Take an example of the reaction of hydrogen and oxygen to form water:
2H2 + O2 → 2H2O.
The above reaction indicates that
(i) two molecules of hydrogen combine with one molecule of oxygen to form two molecules of water, or
(ii) 4 u of hydrogen molecules combine with 32 u of oxygen molecules to form 36 u of water molecules.
We can infer from the above equation that the quantity of a substance can be characterised by its mass or the number of n molecules. But, a chemical reaction equation indicates directly the number of atoms or molecules taking part in the reaction.
Therefore, it is more convenient to refer to the quantity of a substance in terms of the number of its molecules or atoms, rather than their masses. So, a new unit “mole” was introduced.
The mole, symbol mol, is the SI unit of amount of substance. One mole contains exactly 6.02214076 × 1023 elementary entities. This number is the fixed numerical value of the Avogadro constant, NA ,when expressed in the unit mol–1 and is called the Avogadro number*
The amount of substance, symbol n, of a system is a measure of the number of specified elementary entities. An elementary entity may

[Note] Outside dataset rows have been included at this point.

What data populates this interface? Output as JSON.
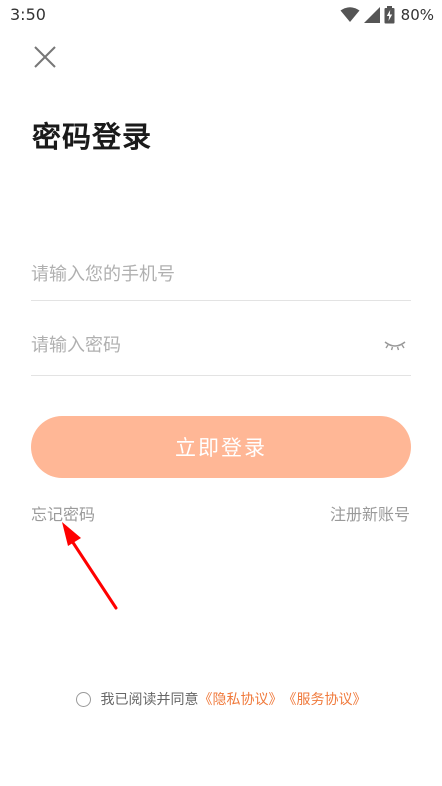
{
  "status_bar": {
    "time": "3:50",
    "battery": "80%",
    "icons": [
      "wifi-icon",
      "signal-icon",
      "battery-charging-icon"
    ]
  },
  "header": {
    "close_icon": "close-icon",
    "title": "密码登录"
  },
  "form": {
    "phone": {
      "placeholder": "请输入您的手机号",
      "value": ""
    },
    "password": {
      "placeholder": "请输入密码",
      "value": "",
      "toggle_icon": "eye-closed-icon"
    },
    "submit_label": "立即登录"
  },
  "links": {
    "forgot": "忘记密码",
    "register": "注册新账号"
  },
  "agreement": {
    "text": "我已阅读并同意",
    "privacy": "《隐私协议》",
    "service": "《服务协议》",
    "checked": false
  },
  "colors": {
    "accent": "#ffb796",
    "link": "#f07a3c",
    "annotation": "#ff0000"
  }
}
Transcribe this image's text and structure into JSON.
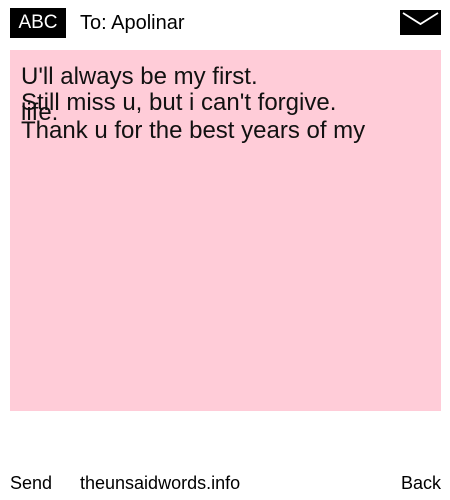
{
  "header": {
    "input_mode": "ABC",
    "recipient_line": "To: Apolinar"
  },
  "message": {
    "lines": [
      "U'll always be my first.",
      "Still miss u, but i can't forgive.",
      "life.",
      "Thank u for the best years of my"
    ],
    "card_color": "#ffccd8"
  },
  "footer": {
    "send_label": "Send",
    "site_label": "theunsaidwords.info",
    "back_label": "Back"
  },
  "icons": {
    "envelope": "envelope-icon"
  }
}
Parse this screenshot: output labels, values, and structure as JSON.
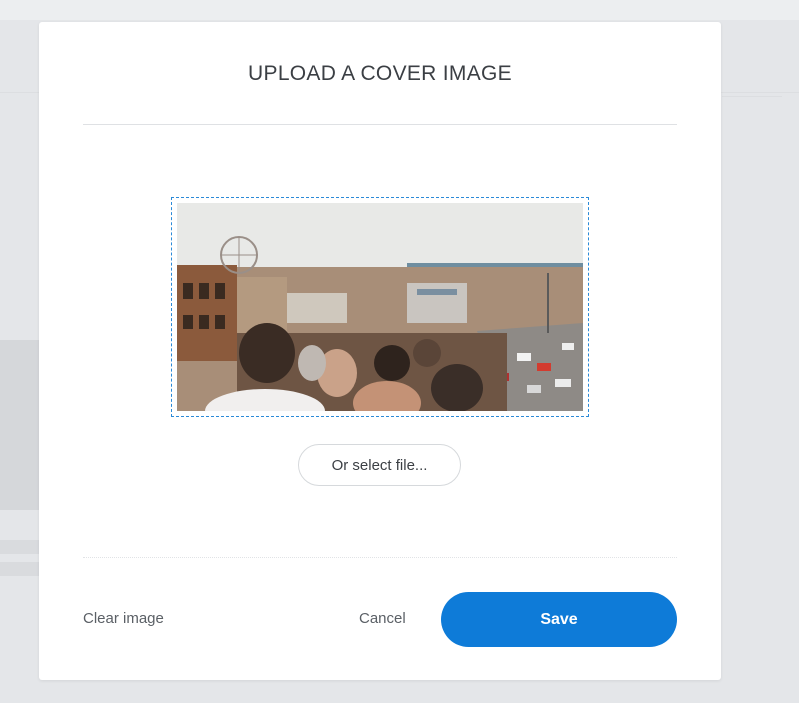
{
  "modal": {
    "title": "UPLOAD A COVER IMAGE",
    "preview_image": "boardwalk-pier-crowd-photo",
    "select_file_label": "Or select file...",
    "clear_label": "Clear image",
    "cancel_label": "Cancel",
    "save_label": "Save"
  },
  "colors": {
    "accent": "#0e7bd8",
    "dropzone_border": "#2b8ad8",
    "overlay": "#e4e6e9"
  }
}
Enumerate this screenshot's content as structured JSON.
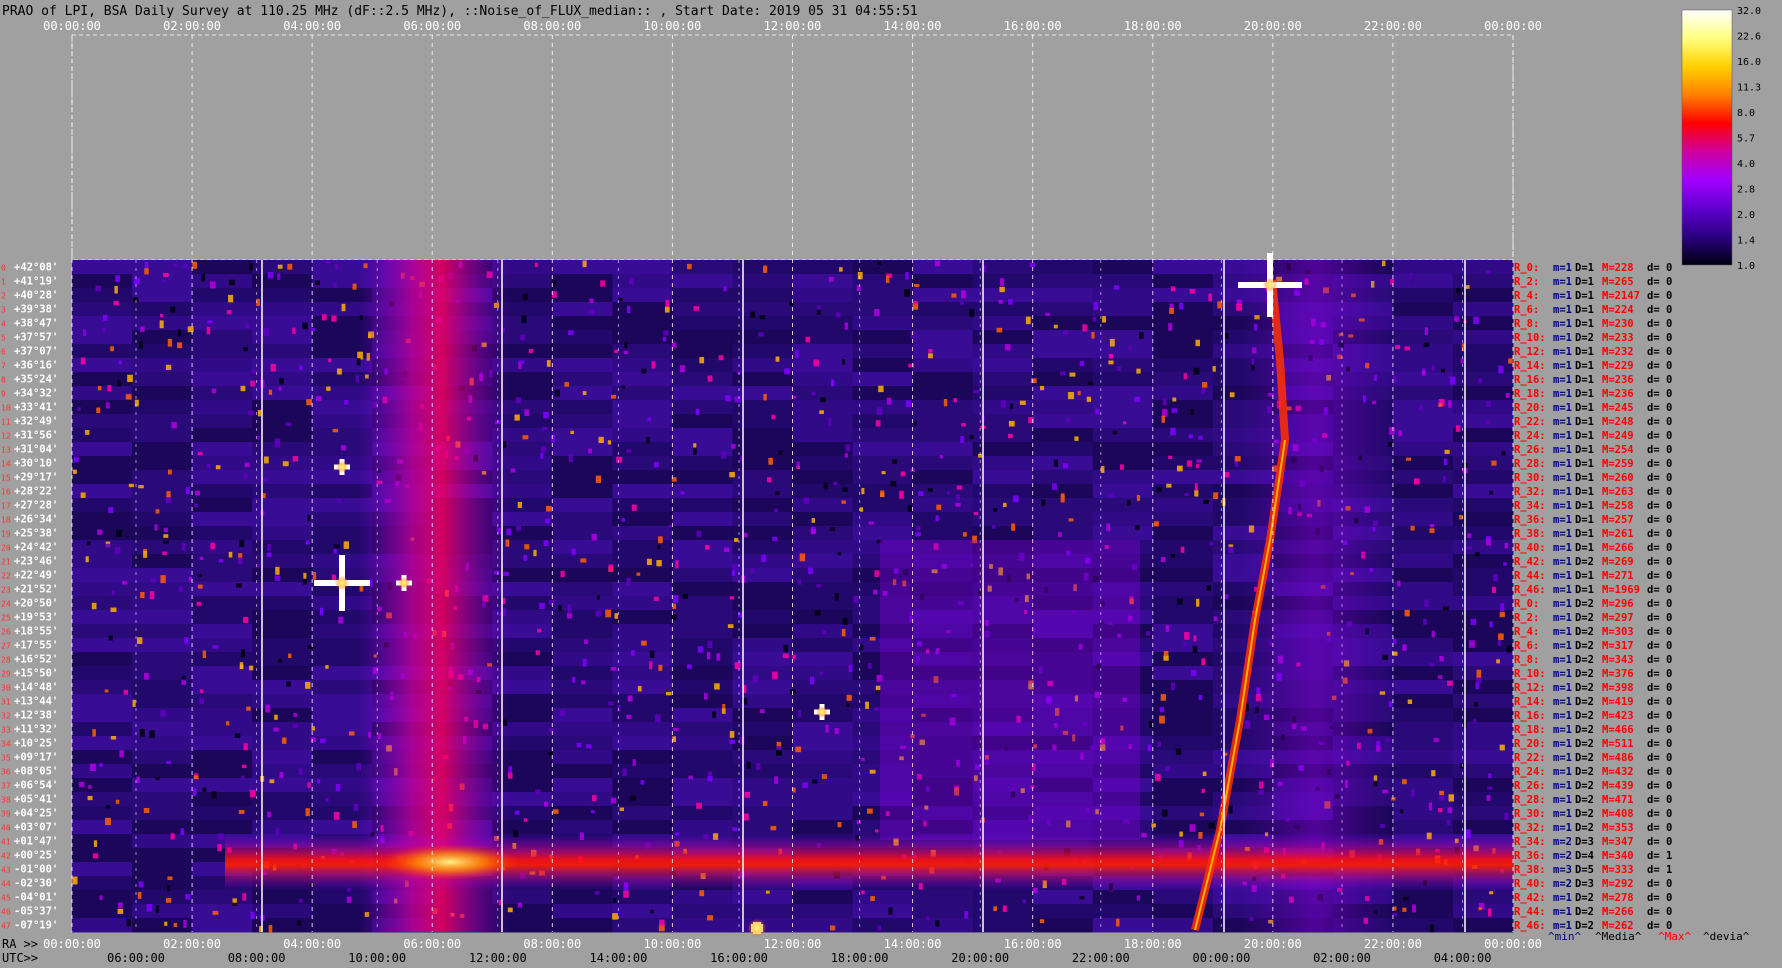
{
  "title": "PRAO of LPI, BSA Daily Survey at 110.25 MHz (dF::2.5 MHz), ::Noise_of_FLUX_median:: , Start Date: 2019 05 31 04:55:51",
  "axes": {
    "top_utc_ticks": [
      "00:00:00",
      "02:00:00",
      "04:00:00",
      "06:00:00",
      "08:00:00",
      "10:00:00",
      "12:00:00",
      "14:00:00",
      "16:00:00",
      "18:00:00",
      "20:00:00",
      "22:00:00",
      "00:00:00"
    ],
    "bottom_ra_label": "RA >>",
    "bottom_ra_ticks": [
      "00:00:00",
      "02:00:00",
      "04:00:00",
      "06:00:00",
      "08:00:00",
      "10:00:00",
      "12:00:00",
      "14:00:00",
      "16:00:00",
      "18:00:00",
      "20:00:00",
      "22:00:00",
      "00:00:00"
    ],
    "bottom_utc_label": "UTC>>",
    "bottom_utc_ticks": [
      "06:00:00",
      "08:00:00",
      "10:00:00",
      "12:00:00",
      "14:00:00",
      "16:00:00",
      "18:00:00",
      "20:00:00",
      "22:00:00",
      "00:00:00",
      "02:00:00",
      "04:00:00"
    ]
  },
  "colorbar": {
    "ticks": [
      "32.0",
      "22.6",
      "16.0",
      "11.3",
      "8.0",
      "5.7",
      "4.0",
      "2.8",
      "2.0",
      "1.4",
      "1.0"
    ],
    "stops": [
      "#ffffff",
      "#ffff80",
      "#ffd000",
      "#ff8000",
      "#ff0000",
      "#d000a0",
      "#a000ff",
      "#6000d0",
      "#2a0080",
      "#000010"
    ]
  },
  "stats_footer": [
    "^min^",
    "^Media^",
    "^Max^",
    "^devia^"
  ],
  "chart_data": {
    "type": "heatmap",
    "title": "PRAO of LPI, BSA Daily Survey at 110.25 MHz (dF::2.5 MHz), ::Noise_of_FLUX_median:: , Start Date: 2019 05 31 04:55:51",
    "x_axis": "UTC / RA, 24 h",
    "declinations": [
      "+42°08'",
      "+41°19'",
      "+40°28'",
      "+39°38'",
      "+38°47'",
      "+37°57'",
      "+37°07'",
      "+36°16'",
      "+35°24'",
      "+34°32'",
      "+33°41'",
      "+32°49'",
      "+31°56'",
      "+31°04'",
      "+30°10'",
      "+29°17'",
      "+28°22'",
      "+27°28'",
      "+26°34'",
      "+25°38'",
      "+24°42'",
      "+23°46'",
      "+22°49'",
      "+21°52'",
      "+20°50'",
      "+19°53'",
      "+18°55'",
      "+17°55'",
      "+16°52'",
      "+15°50'",
      "+14°48'",
      "+13°44'",
      "+12°38'",
      "+11°32'",
      "+10°25'",
      "+09°17'",
      "+08°05'",
      "+06°54'",
      "+05°41'",
      "+04°25'",
      "+03°07'",
      "+01°47'",
      "+00°25'",
      "-01°00'",
      "-02°30'",
      "-04°01'",
      "-05°37'",
      "-07°19'"
    ],
    "beam_indices": [
      "0",
      "1",
      "2",
      "3",
      "4",
      "5",
      "6",
      "7",
      "8",
      "9",
      "10",
      "11",
      "12",
      "13",
      "14",
      "15",
      "16",
      "17",
      "18",
      "19",
      "20",
      "21",
      "22",
      "23",
      "24",
      "25",
      "26",
      "27",
      "28",
      "29",
      "30",
      "31",
      "32",
      "33",
      "34",
      "35",
      "36",
      "37",
      "38",
      "39",
      "40",
      "41",
      "42",
      "43",
      "44",
      "45",
      "46",
      "47"
    ],
    "row_stats": [
      {
        "r": "R_0:",
        "m": "m=1",
        "d": "D=1",
        "M": "M=228",
        "dv": "d= 0"
      },
      {
        "r": "R_2:",
        "m": "m=1",
        "d": "D=1",
        "M": "M=265",
        "dv": "d= 0"
      },
      {
        "r": "R_4:",
        "m": "m=1",
        "d": "D=1",
        "M": "M=2147",
        "dv": "d= 0"
      },
      {
        "r": "R_6:",
        "m": "m=1",
        "d": "D=1",
        "M": "M=224",
        "dv": "d= 0"
      },
      {
        "r": "R_8:",
        "m": "m=1",
        "d": "D=1",
        "M": "M=230",
        "dv": "d= 0"
      },
      {
        "r": "R_10:",
        "m": "m=1",
        "d": "D=2",
        "M": "M=233",
        "dv": "d= 0"
      },
      {
        "r": "R_12:",
        "m": "m=1",
        "d": "D=1",
        "M": "M=232",
        "dv": "d= 0"
      },
      {
        "r": "R_14:",
        "m": "m=1",
        "d": "D=1",
        "M": "M=229",
        "dv": "d= 0"
      },
      {
        "r": "R_16:",
        "m": "m=1",
        "d": "D=1",
        "M": "M=236",
        "dv": "d= 0"
      },
      {
        "r": "R_18:",
        "m": "m=1",
        "d": "D=1",
        "M": "M=236",
        "dv": "d= 0"
      },
      {
        "r": "R_20:",
        "m": "m=1",
        "d": "D=1",
        "M": "M=245",
        "dv": "d= 0"
      },
      {
        "r": "R_22:",
        "m": "m=1",
        "d": "D=1",
        "M": "M=248",
        "dv": "d= 0"
      },
      {
        "r": "R_24:",
        "m": "m=1",
        "d": "D=1",
        "M": "M=249",
        "dv": "d= 0"
      },
      {
        "r": "R_26:",
        "m": "m=1",
        "d": "D=1",
        "M": "M=254",
        "dv": "d= 0"
      },
      {
        "r": "R_28:",
        "m": "m=1",
        "d": "D=1",
        "M": "M=259",
        "dv": "d= 0"
      },
      {
        "r": "R_30:",
        "m": "m=1",
        "d": "D=1",
        "M": "M=260",
        "dv": "d= 0"
      },
      {
        "r": "R_32:",
        "m": "m=1",
        "d": "D=1",
        "M": "M=263",
        "dv": "d= 0"
      },
      {
        "r": "R_34:",
        "m": "m=1",
        "d": "D=1",
        "M": "M=258",
        "dv": "d= 0"
      },
      {
        "r": "R_36:",
        "m": "m=1",
        "d": "D=1",
        "M": "M=257",
        "dv": "d= 0"
      },
      {
        "r": "R_38:",
        "m": "m=1",
        "d": "D=1",
        "M": "M=261",
        "dv": "d= 0"
      },
      {
        "r": "R_40:",
        "m": "m=1",
        "d": "D=1",
        "M": "M=266",
        "dv": "d= 0"
      },
      {
        "r": "R_42:",
        "m": "m=1",
        "d": "D=2",
        "M": "M=269",
        "dv": "d= 0"
      },
      {
        "r": "R_44:",
        "m": "m=1",
        "d": "D=1",
        "M": "M=271",
        "dv": "d= 0"
      },
      {
        "r": "R_46:",
        "m": "m=1",
        "d": "D=1",
        "M": "M=1969",
        "dv": "d= 0"
      },
      {
        "r": "R_0:",
        "m": "m=1",
        "d": "D=2",
        "M": "M=296",
        "dv": "d= 0"
      },
      {
        "r": "R_2:",
        "m": "m=1",
        "d": "D=2",
        "M": "M=297",
        "dv": "d= 0"
      },
      {
        "r": "R_4:",
        "m": "m=1",
        "d": "D=2",
        "M": "M=303",
        "dv": "d= 0"
      },
      {
        "r": "R_6:",
        "m": "m=1",
        "d": "D=2",
        "M": "M=317",
        "dv": "d= 0"
      },
      {
        "r": "R_8:",
        "m": "m=1",
        "d": "D=2",
        "M": "M=343",
        "dv": "d= 0"
      },
      {
        "r": "R_10:",
        "m": "m=1",
        "d": "D=2",
        "M": "M=376",
        "dv": "d= 0"
      },
      {
        "r": "R_12:",
        "m": "m=1",
        "d": "D=2",
        "M": "M=398",
        "dv": "d= 0"
      },
      {
        "r": "R_14:",
        "m": "m=1",
        "d": "D=2",
        "M": "M=419",
        "dv": "d= 0"
      },
      {
        "r": "R_16:",
        "m": "m=1",
        "d": "D=2",
        "M": "M=423",
        "dv": "d= 0"
      },
      {
        "r": "R_18:",
        "m": "m=1",
        "d": "D=2",
        "M": "M=466",
        "dv": "d= 0"
      },
      {
        "r": "R_20:",
        "m": "m=1",
        "d": "D=2",
        "M": "M=511",
        "dv": "d= 0"
      },
      {
        "r": "R_22:",
        "m": "m=1",
        "d": "D=2",
        "M": "M=486",
        "dv": "d= 0"
      },
      {
        "r": "R_24:",
        "m": "m=1",
        "d": "D=2",
        "M": "M=432",
        "dv": "d= 0"
      },
      {
        "r": "R_26:",
        "m": "m=1",
        "d": "D=2",
        "M": "M=439",
        "dv": "d= 0"
      },
      {
        "r": "R_28:",
        "m": "m=1",
        "d": "D=2",
        "M": "M=471",
        "dv": "d= 0"
      },
      {
        "r": "R_30:",
        "m": "m=1",
        "d": "D=2",
        "M": "M=408",
        "dv": "d= 0"
      },
      {
        "r": "R_32:",
        "m": "m=1",
        "d": "D=2",
        "M": "M=353",
        "dv": "d= 0"
      },
      {
        "r": "R_34:",
        "m": "m=2",
        "d": "D=3",
        "M": "M=347",
        "dv": "d= 0"
      },
      {
        "r": "R_36:",
        "m": "m=2",
        "d": "D=4",
        "M": "M=340",
        "dv": "d= 1"
      },
      {
        "r": "R_38:",
        "m": "m=3",
        "d": "D=5",
        "M": "M=333",
        "dv": "d= 1"
      },
      {
        "r": "R_40:",
        "m": "m=2",
        "d": "D=3",
        "M": "M=292",
        "dv": "d= 0"
      },
      {
        "r": "R_42:",
        "m": "m=1",
        "d": "D=2",
        "M": "M=278",
        "dv": "d= 0"
      },
      {
        "r": "R_44:",
        "m": "m=1",
        "d": "D=2",
        "M": "M=266",
        "dv": "d= 0"
      },
      {
        "r": "R_46:",
        "m": "m=1",
        "d": "D=2",
        "M": "M=262",
        "dv": "d= 0"
      }
    ]
  }
}
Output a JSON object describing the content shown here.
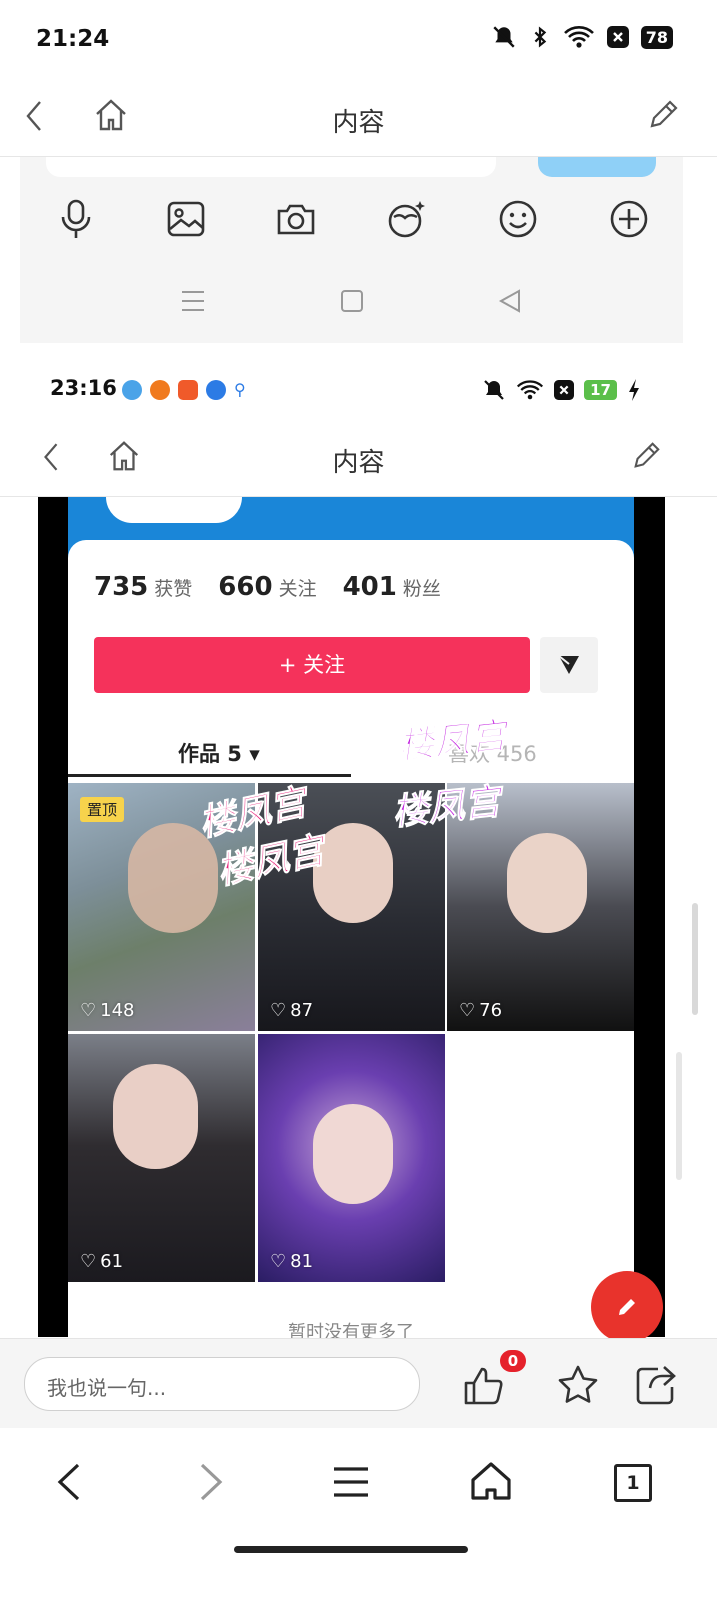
{
  "status_bar": {
    "time": "21:24",
    "battery": "78"
  },
  "top_nav": {
    "title": "内容"
  },
  "embedded_screenshot": {
    "status_bar": {
      "time": "23:16",
      "battery": "17"
    },
    "top_nav": {
      "title": "内容"
    },
    "profile": {
      "stats": [
        {
          "value": "735",
          "label": "获赞"
        },
        {
          "value": "660",
          "label": "关注"
        },
        {
          "value": "401",
          "label": "粉丝"
        }
      ],
      "follow_button": "+ 关注",
      "tabs": [
        {
          "label": "作品 5 ▾"
        },
        {
          "label": "喜欢 456"
        }
      ],
      "pinned_badge": "置顶",
      "videos": [
        {
          "likes": "148"
        },
        {
          "likes": "87"
        },
        {
          "likes": "76"
        },
        {
          "likes": "61"
        },
        {
          "likes": "81"
        }
      ],
      "no_more_text": "暂时没有更多了",
      "watermark": "楼凤宫"
    }
  },
  "comment_bar": {
    "placeholder": "我也说一句...",
    "like_count": "0"
  },
  "browser_bar": {
    "tab_count": "1"
  },
  "colors": {
    "accent_red": "#f5325b",
    "profile_blue": "#1a86d8",
    "badge_red": "#e5212b"
  }
}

be an atom, a molecule, an ion, an electron, any other particle or specified group of particles. The mole is the amount of substance of a system that contains 6.02214076 × 1023 specified elementary entities.
1 mole (of anything) = 6.022 × 1023 in number,
as, 1 dozen = 12 nos.
1 gross = 144 nos
Besides being related to a number, a mole has one more advantage over a dozen or a gross. This advantage is that mass of 1 mole of a particular substance is also fixed.
The mass of 1 mole of a substance is equal to its relative atomic or molecular mass in grams. The atomic mass of an element gives us the mass of one atom of that element in atomic mass units (u). To get the mass of 1 mole of atom of that element, that is, molar mass, we have to take the same numerical value but change the units from ‘u’ to ‘g’. Molar mass of atoms is also known as gram atomic mass. For example, atomic mass of
hydrogen=1u. So, gram atomic mass of hydrogen = 1 g.
1 u hydrogen has only 1 atom of hydrogen 1 g hydrogen has 1 mole atoms, that is, 6.022 × 1023 atoms of hydrogen.
Similarly, 16 u oxygen has only 1 atom of oxygen, 16 g oxygen has 1 mole atoms, that is, 6.022 × 1023 atoms of oxygen.
To find the gram molecular mass or molar mass of a molecule, we keep the numerical value the same as the molecular mass, but simply change units as above from u to g. For example, as we have already calculated,
molecular mass of water (H2O) is 18 u. From
here we understand that
18 u water has only 1 molecule of water, 18 g water has 1 mole molecules of water, that is, 6.022 × 1023 molecules of water.
Chemists need the number of atoms and molecules while carrying out reactions, and for this they need to relate the mass in grams to the number. It is done as follows:
1 mole = 6.022 × 1023 number = Relative mass in grams.
Thus, a mole is the chemist’s counting unit.
The word “mole” was introduced around 1896 by Wilhelm Ostwald , who derived the term from the Latin word moles meaning a ‘heap’ or ‘pile’. A substance may be considered as a heap of atoms or molecules. The unit mole was accepted in 1967 to provide a simple way of reporting a large number– the massive heap of atoms and molecules in a sample.